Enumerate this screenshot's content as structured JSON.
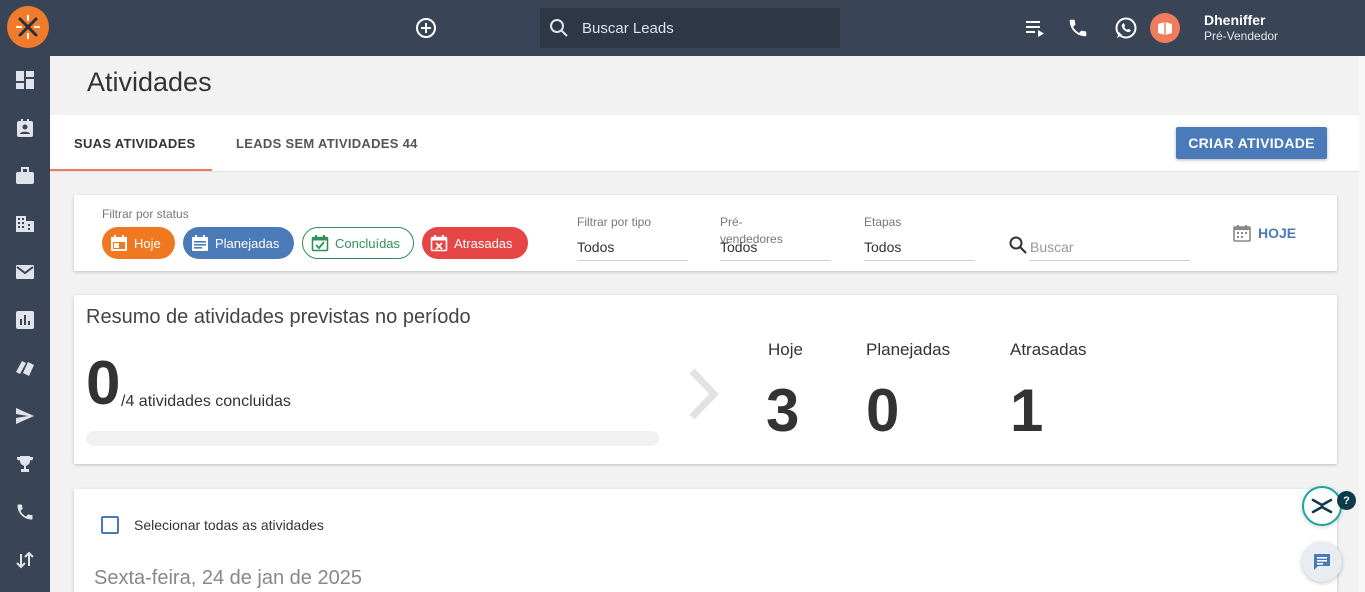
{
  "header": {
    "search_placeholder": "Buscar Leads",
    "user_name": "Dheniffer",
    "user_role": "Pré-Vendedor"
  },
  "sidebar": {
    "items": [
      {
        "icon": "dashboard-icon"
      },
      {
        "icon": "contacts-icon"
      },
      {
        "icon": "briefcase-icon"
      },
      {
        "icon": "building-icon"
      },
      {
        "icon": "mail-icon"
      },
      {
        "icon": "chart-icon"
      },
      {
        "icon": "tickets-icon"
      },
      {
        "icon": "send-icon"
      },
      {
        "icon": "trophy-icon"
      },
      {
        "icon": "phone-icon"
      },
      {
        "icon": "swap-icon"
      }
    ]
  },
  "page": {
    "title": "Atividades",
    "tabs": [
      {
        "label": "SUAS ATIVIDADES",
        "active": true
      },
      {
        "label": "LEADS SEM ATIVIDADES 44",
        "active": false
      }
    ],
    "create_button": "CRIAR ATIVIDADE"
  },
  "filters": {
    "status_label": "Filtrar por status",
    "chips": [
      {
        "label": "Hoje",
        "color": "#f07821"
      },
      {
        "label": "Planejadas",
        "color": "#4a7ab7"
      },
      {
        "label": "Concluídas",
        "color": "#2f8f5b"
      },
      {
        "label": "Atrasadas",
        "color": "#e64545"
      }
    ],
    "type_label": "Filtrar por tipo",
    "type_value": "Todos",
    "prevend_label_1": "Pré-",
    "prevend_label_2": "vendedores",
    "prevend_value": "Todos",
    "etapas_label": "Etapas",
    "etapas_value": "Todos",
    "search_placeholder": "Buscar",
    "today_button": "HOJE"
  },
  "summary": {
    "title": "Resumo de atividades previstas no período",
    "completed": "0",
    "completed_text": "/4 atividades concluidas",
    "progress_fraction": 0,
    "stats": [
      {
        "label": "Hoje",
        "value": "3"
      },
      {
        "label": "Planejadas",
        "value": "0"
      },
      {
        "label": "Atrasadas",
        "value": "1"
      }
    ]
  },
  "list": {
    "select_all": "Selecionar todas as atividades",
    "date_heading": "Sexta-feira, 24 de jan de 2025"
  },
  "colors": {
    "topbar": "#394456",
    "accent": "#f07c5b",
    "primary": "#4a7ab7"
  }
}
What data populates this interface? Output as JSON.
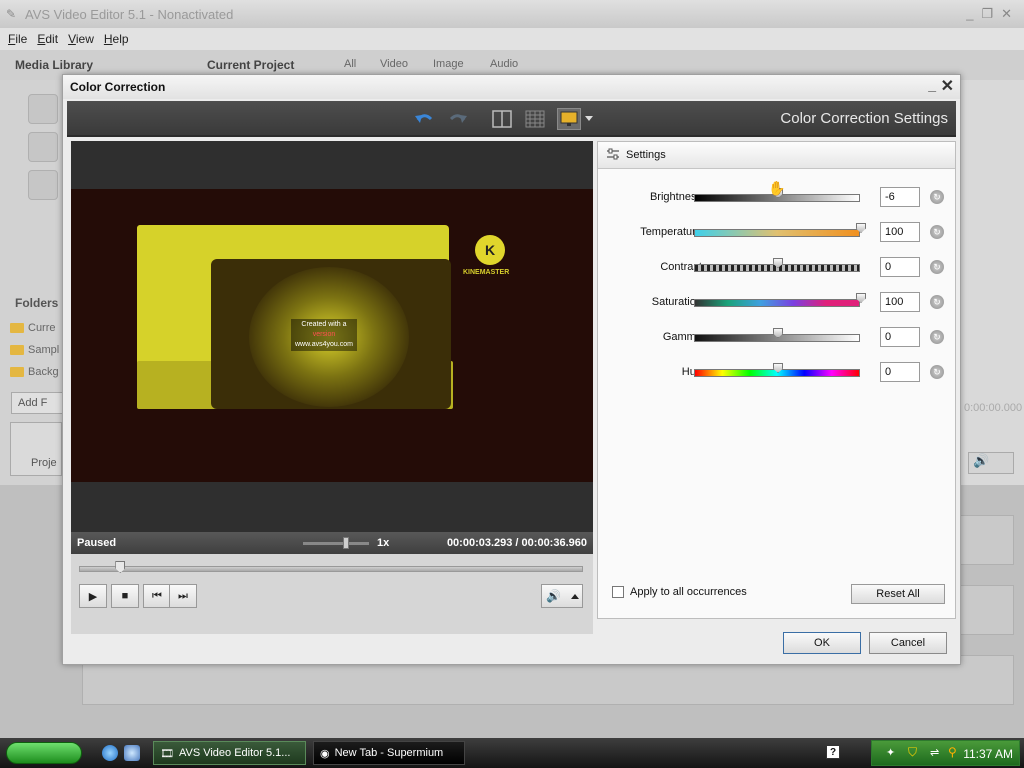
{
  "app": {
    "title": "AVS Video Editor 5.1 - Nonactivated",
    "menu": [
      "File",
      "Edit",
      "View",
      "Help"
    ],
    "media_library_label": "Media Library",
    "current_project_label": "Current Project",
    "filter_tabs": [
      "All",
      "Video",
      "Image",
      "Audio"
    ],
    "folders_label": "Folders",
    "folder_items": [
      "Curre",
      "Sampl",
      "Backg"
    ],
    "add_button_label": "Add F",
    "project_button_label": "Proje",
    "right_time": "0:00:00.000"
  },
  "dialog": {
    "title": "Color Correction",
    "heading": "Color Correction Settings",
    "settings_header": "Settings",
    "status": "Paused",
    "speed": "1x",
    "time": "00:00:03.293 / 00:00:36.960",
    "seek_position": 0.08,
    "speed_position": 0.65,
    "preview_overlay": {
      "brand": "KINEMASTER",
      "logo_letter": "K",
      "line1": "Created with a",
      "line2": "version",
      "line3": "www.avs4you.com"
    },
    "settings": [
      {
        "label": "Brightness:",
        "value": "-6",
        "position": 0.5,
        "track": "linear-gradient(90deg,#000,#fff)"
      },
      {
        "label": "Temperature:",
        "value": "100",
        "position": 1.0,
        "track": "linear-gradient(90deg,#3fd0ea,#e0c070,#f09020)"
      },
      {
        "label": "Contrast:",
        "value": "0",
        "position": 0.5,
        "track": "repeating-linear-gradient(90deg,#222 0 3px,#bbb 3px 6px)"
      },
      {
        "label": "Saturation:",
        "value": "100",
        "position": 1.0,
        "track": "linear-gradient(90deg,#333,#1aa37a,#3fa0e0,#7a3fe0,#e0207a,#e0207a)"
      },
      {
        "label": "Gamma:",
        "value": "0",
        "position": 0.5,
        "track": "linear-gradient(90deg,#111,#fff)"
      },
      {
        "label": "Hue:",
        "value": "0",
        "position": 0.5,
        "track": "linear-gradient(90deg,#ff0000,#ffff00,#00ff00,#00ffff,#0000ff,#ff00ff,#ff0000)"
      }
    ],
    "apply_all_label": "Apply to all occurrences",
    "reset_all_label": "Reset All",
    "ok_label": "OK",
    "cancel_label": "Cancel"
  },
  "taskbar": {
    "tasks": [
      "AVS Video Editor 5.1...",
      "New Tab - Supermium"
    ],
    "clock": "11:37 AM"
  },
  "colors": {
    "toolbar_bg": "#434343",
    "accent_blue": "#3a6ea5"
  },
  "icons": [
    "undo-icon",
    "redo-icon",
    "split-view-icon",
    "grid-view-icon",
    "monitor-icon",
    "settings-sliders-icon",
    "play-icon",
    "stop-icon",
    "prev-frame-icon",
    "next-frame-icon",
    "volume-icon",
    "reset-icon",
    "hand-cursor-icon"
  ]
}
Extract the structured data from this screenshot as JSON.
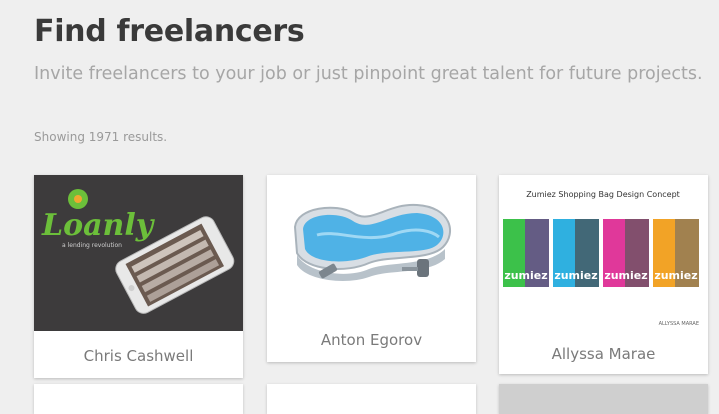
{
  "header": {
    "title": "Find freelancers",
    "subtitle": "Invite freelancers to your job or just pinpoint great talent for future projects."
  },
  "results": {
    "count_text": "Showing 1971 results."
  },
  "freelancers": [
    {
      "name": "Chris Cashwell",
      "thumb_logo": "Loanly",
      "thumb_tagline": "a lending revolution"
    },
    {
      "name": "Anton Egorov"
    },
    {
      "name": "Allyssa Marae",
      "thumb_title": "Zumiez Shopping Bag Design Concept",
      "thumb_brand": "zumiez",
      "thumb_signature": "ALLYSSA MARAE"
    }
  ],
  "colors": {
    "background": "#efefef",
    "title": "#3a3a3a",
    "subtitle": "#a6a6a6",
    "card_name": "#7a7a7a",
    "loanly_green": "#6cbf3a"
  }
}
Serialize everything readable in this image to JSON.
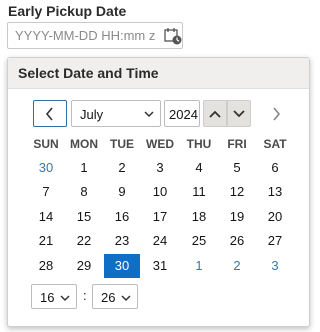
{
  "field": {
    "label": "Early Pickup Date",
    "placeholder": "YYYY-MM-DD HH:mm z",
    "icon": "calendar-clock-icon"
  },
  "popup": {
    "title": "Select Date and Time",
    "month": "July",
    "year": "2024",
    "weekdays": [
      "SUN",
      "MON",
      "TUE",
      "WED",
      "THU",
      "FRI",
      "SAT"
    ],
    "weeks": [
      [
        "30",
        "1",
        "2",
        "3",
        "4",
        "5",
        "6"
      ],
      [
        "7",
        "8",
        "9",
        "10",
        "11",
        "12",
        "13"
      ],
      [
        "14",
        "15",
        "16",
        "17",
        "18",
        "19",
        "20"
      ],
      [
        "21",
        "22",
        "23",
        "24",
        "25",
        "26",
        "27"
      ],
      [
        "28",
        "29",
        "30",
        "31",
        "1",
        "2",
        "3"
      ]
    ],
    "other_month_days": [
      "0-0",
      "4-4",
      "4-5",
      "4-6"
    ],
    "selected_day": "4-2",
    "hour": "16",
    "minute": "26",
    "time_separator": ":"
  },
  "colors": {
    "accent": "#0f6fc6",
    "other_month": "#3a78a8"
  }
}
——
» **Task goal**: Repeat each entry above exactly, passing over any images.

» **Task solution**:
Enumerate this screenshot's content as structured JSON.
{
  "header": {
    "search_placeholder": "Buscar Leads",
    "user_name": "Dheniffer",
    "user_role": "Pré-Vendedor"
  },
  "sidebar": {
    "items": [
      {
        "icon": "dashboard-icon"
      },
      {
        "icon": "contacts-icon"
      },
      {
        "icon": "briefcase-icon"
      },
      {
        "icon": "building-icon"
      },
      {
        "icon": "mail-icon"
      },
      {
        "icon": "chart-icon"
      },
      {
        "icon": "tickets-icon"
      },
      {
        "icon": "send-icon"
      },
      {
        "icon": "trophy-icon"
      },
      {
        "icon": "phone-icon"
      },
      {
        "icon": "swap-icon"
      }
    ]
  },
  "page": {
    "title": "Atividades",
    "tabs": [
      {
        "label": "SUAS ATIVIDADES",
        "active": true
      },
      {
        "label": "LEADS SEM ATIVIDADES 44",
        "active": false
      }
    ],
    "create_button": "CRIAR ATIVIDADE"
  },
  "filters": {
    "status_label": "Filtrar por status",
    "chips": [
      {
        "label": "Hoje",
        "color": "#f07821"
      },
      {
        "label": "Planejadas",
        "color": "#4a7ab7"
      },
      {
        "label": "Concluídas",
        "color": "#2f8f5b"
      },
      {
        "label": "Atrasadas",
        "color": "#e64545"
      }
    ],
    "type_label": "Filtrar por tipo",
    "type_value": "Todos",
    "prevend_label_1": "Pré-",
    "prevend_label_2": "vendedores",
    "prevend_value": "Todos",
    "etapas_label": "Etapas",
    "etapas_value": "Todos",
    "search_placeholder": "Buscar",
    "today_button": "HOJE"
  },
  "summary": {
    "title": "Resumo de atividades previstas no período",
    "completed": "0",
    "completed_text": "/4 atividades concluidas",
    "progress_fraction": 0,
    "stats": [
      {
        "label": "Hoje",
        "value": "3"
      },
      {
        "label": "Planejadas",
        "value": "0"
      },
      {
        "label": "Atrasadas",
        "value": "1"
      }
    ]
  },
  "list": {
    "select_all": "Selecionar todas as atividades",
    "date_heading": "Sexta-feira, 24 de jan de 2025"
  },
  "colors": {
    "topbar": "#394456",
    "accent": "#f07c5b",
    "primary": "#4a7ab7"
  }
}
What data populates this interface? Output as JSON.
{
  "app": {
    "title": "AVS Video Editor 5.1 - Nonactivated",
    "menu": [
      "File",
      "Edit",
      "View",
      "Help"
    ],
    "media_library_label": "Media Library",
    "current_project_label": "Current Project",
    "filter_tabs": [
      "All",
      "Video",
      "Image",
      "Audio"
    ],
    "folders_label": "Folders",
    "folder_items": [
      "Curre",
      "Sampl",
      "Backg"
    ],
    "add_button_label": "Add F",
    "project_button_label": "Proje",
    "right_time": "0:00:00.000"
  },
  "dialog": {
    "title": "Color Correction",
    "heading": "Color Correction Settings",
    "settings_header": "Settings",
    "status": "Paused",
    "speed": "1x",
    "time": "00:00:03.293 / 00:00:36.960",
    "seek_position": 0.08,
    "speed_position": 0.65,
    "preview_overlay": {
      "brand": "KINEMASTER",
      "logo_letter": "K",
      "line1": "Created with a",
      "line2": "version",
      "line3": "www.avs4you.com"
    },
    "settings": [
      {
        "label": "Brightness:",
        "value": "-6",
        "position": 0.5,
        "track": "linear-gradient(90deg,#000,#fff)"
      },
      {
        "label": "Temperature:",
        "value": "100",
        "position": 1.0,
        "track": "linear-gradient(90deg,#3fd0ea,#e0c070,#f09020)"
      },
      {
        "label": "Contrast:",
        "value": "0",
        "position": 0.5,
        "track": "repeating-linear-gradient(90deg,#222 0 3px,#bbb 3px 6px)"
      },
      {
        "label": "Saturation:",
        "value": "100",
        "position": 1.0,
        "track": "linear-gradient(90deg,#333,#1aa37a,#3fa0e0,#7a3fe0,#e0207a,#e0207a)"
      },
      {
        "label": "Gamma:",
        "value": "0",
        "position": 0.5,
        "track": "linear-gradient(90deg,#111,#fff)"
      },
      {
        "label": "Hue:",
        "value": "0",
        "position": 0.5,
        "track": "linear-gradient(90deg,#ff0000,#ffff00,#00ff00,#00ffff,#0000ff,#ff00ff,#ff0000)"
      }
    ],
    "apply_all_label": "Apply to all occurrences",
    "reset_all_label": "Reset All",
    "ok_label": "OK",
    "cancel_label": "Cancel"
  },
  "taskbar": {
    "tasks": [
      "AVS Video Editor 5.1...",
      "New Tab - Supermium"
    ],
    "clock": "11:37 AM"
  },
  "colors": {
    "toolbar_bg": "#434343",
    "accent_blue": "#3a6ea5"
  },
  "icons": [
    "undo-icon",
    "redo-icon",
    "split-view-icon",
    "grid-view-icon",
    "monitor-icon",
    "settings-sliders-icon",
    "play-icon",
    "stop-icon",
    "prev-frame-icon",
    "next-frame-icon",
    "volume-icon",
    "reset-icon",
    "hand-cursor-icon"
  ]
}
Extract the structured data from this screenshot as JSON.
{
  "header": {
    "title": "Find freelancers",
    "subtitle": "Invite freelancers to your job or just pinpoint great talent for future projects."
  },
  "results": {
    "count_text": "Showing 1971 results."
  },
  "freelancers": [
    {
      "name": "Chris Cashwell",
      "thumb_logo": "Loanly",
      "thumb_tagline": "a lending revolution"
    },
    {
      "name": "Anton Egorov"
    },
    {
      "name": "Allyssa Marae",
      "thumb_title": "Zumiez Shopping Bag Design Concept",
      "thumb_brand": "zumiez",
      "thumb_signature": "ALLYSSA MARAE"
    }
  ],
  "colors": {
    "background": "#efefef",
    "title": "#3a3a3a",
    "subtitle": "#a6a6a6",
    "card_name": "#7a7a7a",
    "loanly_green": "#6cbf3a"
  }
}
Serialize everything readable in this image to JSON.
{
  "field": {
    "label": "Early Pickup Date",
    "placeholder": "YYYY-MM-DD HH:mm z",
    "icon": "calendar-clock-icon"
  },
  "popup": {
    "title": "Select Date and Time",
    "month": "July",
    "year": "2024",
    "weekdays": [
      "SUN",
      "MON",
      "TUE",
      "WED",
      "THU",
      "FRI",
      "SAT"
    ],
    "weeks": [
      [
        "30",
        "1",
        "2",
        "3",
        "4",
        "5",
        "6"
      ],
      [
        "7",
        "8",
        "9",
        "10",
        "11",
        "12",
        "13"
      ],
      [
        "14",
        "15",
        "16",
        "17",
        "18",
        "19",
        "20"
      ],
      [
        "21",
        "22",
        "23",
        "24",
        "25",
        "26",
        "27"
      ],
      [
        "28",
        "29",
        "30",
        "31",
        "1",
        "2",
        "3"
      ]
    ],
    "other_month_days": [
      "0-0",
      "4-4",
      "4-5",
      "4-6"
    ],
    "selected_day": "4-2",
    "hour": "16",
    "minute": "26",
    "time_separator": ":"
  },
  "colors": {
    "accent": "#0f6fc6",
    "other_month": "#3a78a8"
  }
}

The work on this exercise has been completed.